Some of his favorite places have disappeared, with new high rises sprouting up in their place. He’s not sure if it’s for better or worse yet, but he believes the old and the new can coexist in harmony.

“I don’t want the character of the area to get lost,” he said. “The new buildings should coexist with the industrial area and the neighborhood houses.”

The old mingling with the new – this is a subject very prevalent in Posada’s life. His current focus, a project he dubbed “Fragmenting Rubens,” takes the work of artist Peter Paul Rubens and goes beyond the frame. Here, Posada delves deeply into an invisible world rich with potential. In order to achieve this, the artist needed to see the original work firsthand.

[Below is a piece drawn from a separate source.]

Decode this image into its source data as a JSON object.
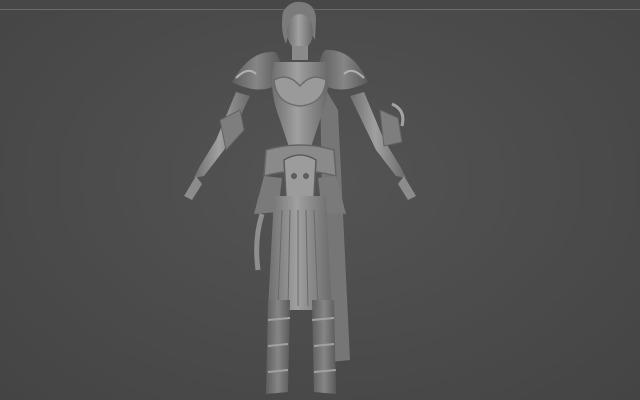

Posada made his first visit to Antwerp, Belgium in 2004. Its cathedral hosts two masterpieces by Rubens, which are shown at both sides of the altar: The Raising and the Decent from the Cross. Since that first visit, Posada has been extensively sketching those two altarpieces. He felt transported by the uniqueness of the work and was moved to create work on his own.

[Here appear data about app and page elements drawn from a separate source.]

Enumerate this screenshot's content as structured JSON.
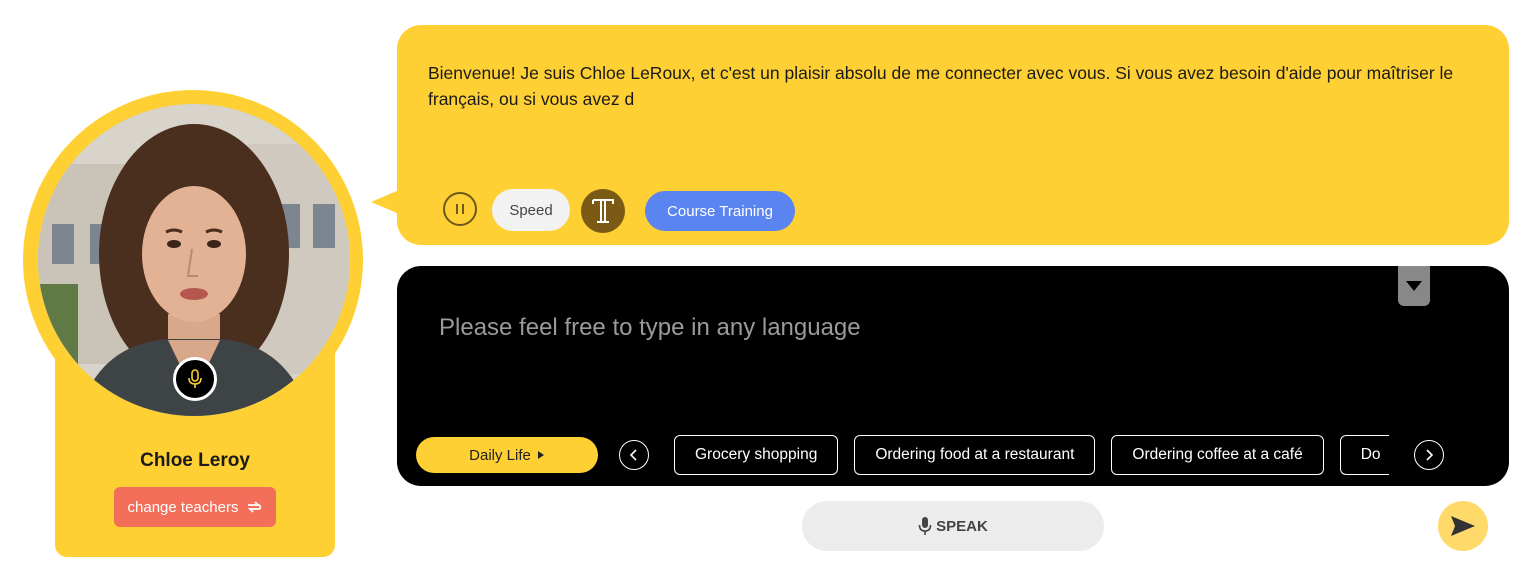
{
  "teacher": {
    "name": "Chloe Leroy",
    "change_label": "change teachers",
    "avatar_alt": "teacher portrait"
  },
  "bubble": {
    "message": "Bienvenue! Je suis Chloe LeRoux, et c'est un plaisir absolu de me connecter avec vous. Si vous avez besoin d'aide pour maîtriser le français, ou si vous avez d",
    "speed_label": "Speed",
    "course_label": "Course Training"
  },
  "input": {
    "placeholder": "Please feel free to type in any language",
    "category_label": "Daily Life",
    "topics": [
      "Grocery shopping",
      "Ordering food at a restaurant",
      "Ordering coffee at a café",
      "Do"
    ]
  },
  "actions": {
    "speak_label": "SPEAK"
  },
  "colors": {
    "accent_yellow": "#ffd033",
    "coral": "#f46f5a",
    "blue": "#5a84f0",
    "panel_black": "#000000"
  },
  "icons": {
    "mic": "microphone-icon",
    "swap": "swap-icon",
    "pause": "pause-icon",
    "text": "text-icon",
    "collapse": "caret-down-icon",
    "prev": "chevron-left-icon",
    "next": "chevron-right-icon",
    "send": "send-icon"
  }
}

After many hours of observation and study of Rubens’ work, he made numerous sketches in order to understand the structure, the composition and the drama contained in their pictorial space. Then he decided to launch himself into a very challenging project: to give his own interpretation and deconstruction of those paintings.

The pieces are both abstract and figurative, as the image of the human body contorts around the light and the dark with colors surrounding, bringing life and movement to the work.

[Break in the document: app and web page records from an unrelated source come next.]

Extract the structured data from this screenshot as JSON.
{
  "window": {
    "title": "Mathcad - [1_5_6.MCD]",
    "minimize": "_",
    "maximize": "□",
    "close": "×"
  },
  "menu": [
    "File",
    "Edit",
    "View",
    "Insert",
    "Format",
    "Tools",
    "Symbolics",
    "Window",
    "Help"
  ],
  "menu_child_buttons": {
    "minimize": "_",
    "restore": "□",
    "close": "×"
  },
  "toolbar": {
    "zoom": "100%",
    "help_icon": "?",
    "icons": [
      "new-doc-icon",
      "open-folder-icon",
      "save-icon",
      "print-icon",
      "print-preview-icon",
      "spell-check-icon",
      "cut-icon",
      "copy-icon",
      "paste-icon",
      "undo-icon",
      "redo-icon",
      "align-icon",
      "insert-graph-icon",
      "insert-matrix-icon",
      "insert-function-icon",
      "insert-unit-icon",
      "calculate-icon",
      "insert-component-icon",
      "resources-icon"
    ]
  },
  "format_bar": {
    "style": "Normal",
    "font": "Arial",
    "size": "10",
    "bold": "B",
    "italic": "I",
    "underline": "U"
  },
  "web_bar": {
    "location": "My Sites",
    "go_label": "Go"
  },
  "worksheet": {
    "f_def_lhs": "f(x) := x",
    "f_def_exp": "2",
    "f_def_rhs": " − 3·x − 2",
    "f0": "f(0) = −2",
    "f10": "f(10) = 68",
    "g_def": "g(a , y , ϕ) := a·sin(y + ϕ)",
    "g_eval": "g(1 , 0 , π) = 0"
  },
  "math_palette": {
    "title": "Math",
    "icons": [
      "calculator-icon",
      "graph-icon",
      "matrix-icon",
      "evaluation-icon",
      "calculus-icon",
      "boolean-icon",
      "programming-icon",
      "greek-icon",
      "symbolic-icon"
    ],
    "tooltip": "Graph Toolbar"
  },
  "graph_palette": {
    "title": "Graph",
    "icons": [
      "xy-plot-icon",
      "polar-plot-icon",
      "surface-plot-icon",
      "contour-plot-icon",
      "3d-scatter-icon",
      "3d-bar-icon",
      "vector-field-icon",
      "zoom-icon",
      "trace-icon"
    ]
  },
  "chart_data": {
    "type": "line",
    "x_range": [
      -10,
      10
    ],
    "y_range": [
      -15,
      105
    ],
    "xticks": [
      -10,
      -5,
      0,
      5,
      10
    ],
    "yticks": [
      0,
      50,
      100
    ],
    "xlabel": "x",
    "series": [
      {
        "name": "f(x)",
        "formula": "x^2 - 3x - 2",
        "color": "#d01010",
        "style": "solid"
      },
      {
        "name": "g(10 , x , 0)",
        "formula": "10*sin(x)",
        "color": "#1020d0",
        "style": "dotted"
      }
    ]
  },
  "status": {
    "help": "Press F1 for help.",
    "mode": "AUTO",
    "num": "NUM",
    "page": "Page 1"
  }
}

“The body is a communication device. It is able to express feelings of happiness, sadness, depression and joy. It is full of movements and expression. It is alive and it dances,” he said. “This body is the only one we will have our entire life. When the body is violated in any way, it is an invasion of the only sacred possession we have.”

Posada’s sacred body of work, while highly involved, does not necessarily adhere to a strict schedule. He never follows any set schedule to be creative – he finds that impossible. He arrives in his LIC studio around 10 a.m., gets comfortable and basically just “hangs out” with the work until something strikes him – though sometimes he has to leave the studio in order to coax that strike.

“I always carry a sketchbook, and if I have an idea or a burst of inspiration, I throw it down in a fast and simple way,” he said. “An artist’s job is not just to paint. One must understand the continuous process of painting. The point isn’t to know when the painting is finished … the point is to stop.”

Posada said that if he doesn’t stop himself, he could potentially paint the same piece forever.

“That is so dangerous,” he said. “You can work on one piece so much that you end up hating it. If I’m having trouble with a piece, I leave it alone. I cover it for two or three weeks and then I go back and look at it with fresh eyes. Sometimes that is when I know a piece is truly finished.”

Considering himself a draftsman at heart, Posada relishes the opportunity to fill his sketchbook with ideas and musings, regardless if the sketches ever actually pan out into anything usable. That is of small consequence to Posada – he will paint and he will create because it is his life.

“I disconnect from everything when I create,” he said. “Art is very vital to me. It is like breathing. It moves me to clarify what I want to say. And it is necessary to explain myself and find ways to do it.”

Any art reviewer on the receiving end of one of Posada’s “explanations” need not see eye to eye with the artist. As he doesn’t always like every corner of other works, he doesn’t expect every audience to grab hold and be inspired by what he presents to them.

“You can’t make people feel something, but the hope is that they find some kind of connection in the frame of my feelings,” he said. “Maybe they don’t feel what I felt, maybe they feel something else. That’s ok. I want them to feel something, but first I want them to question.”

Ever-evolving, Posada is constantly on the search for new ways to approach art and life. And in order to do that, to move beyond the frame, he believes questioning the self is the only way.

“To question the self is what is most important,” he said. “When you question, you are evolving.”

Check out Posada’s work at www.posadastudiogallery.blogspot.com.